It was reported that the handlers were communicating with the attackers using VoIP phones that made it difficult, if not impossible, for the Indian authorities to intercept the calls, or even know they were taking place. Indian security forces surrounding the buildings were able to monitor the terrorist’s outgoing calls by intercepting their cellphone signals. But Indian police officials said those directing the attacks, who are believed to be from Lashkar-e-Taiba, a militant group based in Pakistan, were using a Voice over Internet Protocol (VoIP) phone service, which has complicated efforts to determine their whereabouts and identities.

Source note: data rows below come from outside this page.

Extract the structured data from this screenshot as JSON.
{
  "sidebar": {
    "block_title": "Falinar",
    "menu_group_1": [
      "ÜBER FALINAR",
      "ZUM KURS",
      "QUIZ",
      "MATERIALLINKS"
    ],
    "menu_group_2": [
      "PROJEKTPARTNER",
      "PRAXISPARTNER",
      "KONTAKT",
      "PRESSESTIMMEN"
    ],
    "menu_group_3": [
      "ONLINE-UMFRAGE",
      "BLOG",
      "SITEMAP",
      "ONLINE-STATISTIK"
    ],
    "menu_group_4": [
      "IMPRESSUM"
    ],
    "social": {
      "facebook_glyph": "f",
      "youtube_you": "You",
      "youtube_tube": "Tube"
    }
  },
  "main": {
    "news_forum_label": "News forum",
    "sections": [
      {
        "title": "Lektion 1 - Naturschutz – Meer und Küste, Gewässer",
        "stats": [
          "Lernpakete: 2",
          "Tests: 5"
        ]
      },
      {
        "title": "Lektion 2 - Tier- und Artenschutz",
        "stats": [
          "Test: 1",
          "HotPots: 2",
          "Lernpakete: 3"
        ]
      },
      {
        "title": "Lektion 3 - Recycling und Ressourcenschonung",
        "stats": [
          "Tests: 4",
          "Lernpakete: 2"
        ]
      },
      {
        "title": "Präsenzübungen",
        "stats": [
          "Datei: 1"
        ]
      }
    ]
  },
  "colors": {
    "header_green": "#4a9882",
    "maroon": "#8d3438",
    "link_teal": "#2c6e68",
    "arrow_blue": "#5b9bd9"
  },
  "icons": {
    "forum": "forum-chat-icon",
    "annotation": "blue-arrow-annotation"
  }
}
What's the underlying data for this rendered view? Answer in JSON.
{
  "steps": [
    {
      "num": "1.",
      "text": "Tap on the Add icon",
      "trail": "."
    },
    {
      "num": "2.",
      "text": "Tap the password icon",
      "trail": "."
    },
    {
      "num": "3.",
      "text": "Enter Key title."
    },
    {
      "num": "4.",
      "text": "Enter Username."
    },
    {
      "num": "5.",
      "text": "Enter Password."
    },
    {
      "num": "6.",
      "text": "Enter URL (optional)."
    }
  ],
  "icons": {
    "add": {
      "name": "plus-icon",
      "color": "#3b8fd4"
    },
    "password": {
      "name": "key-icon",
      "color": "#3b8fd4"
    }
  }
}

The biggest problem wasn’t in determining the whereabouts or identities of those directing the attack, but in being able to intercept their communications. If the authorities could intercept the communications, they could know the terrorist’s next actions, said a source from the police department. There is a little bit of good news here, though. The (security) experts said that VoIP calls left a far richer data trail for investigators to mine than someone calling from an old-fashioned pay phone. Maybe the terrorist plan of using VoIP technology for their evil deeds and go undirected might just have backfired and now authorities now have more information about their activities than they envisaged.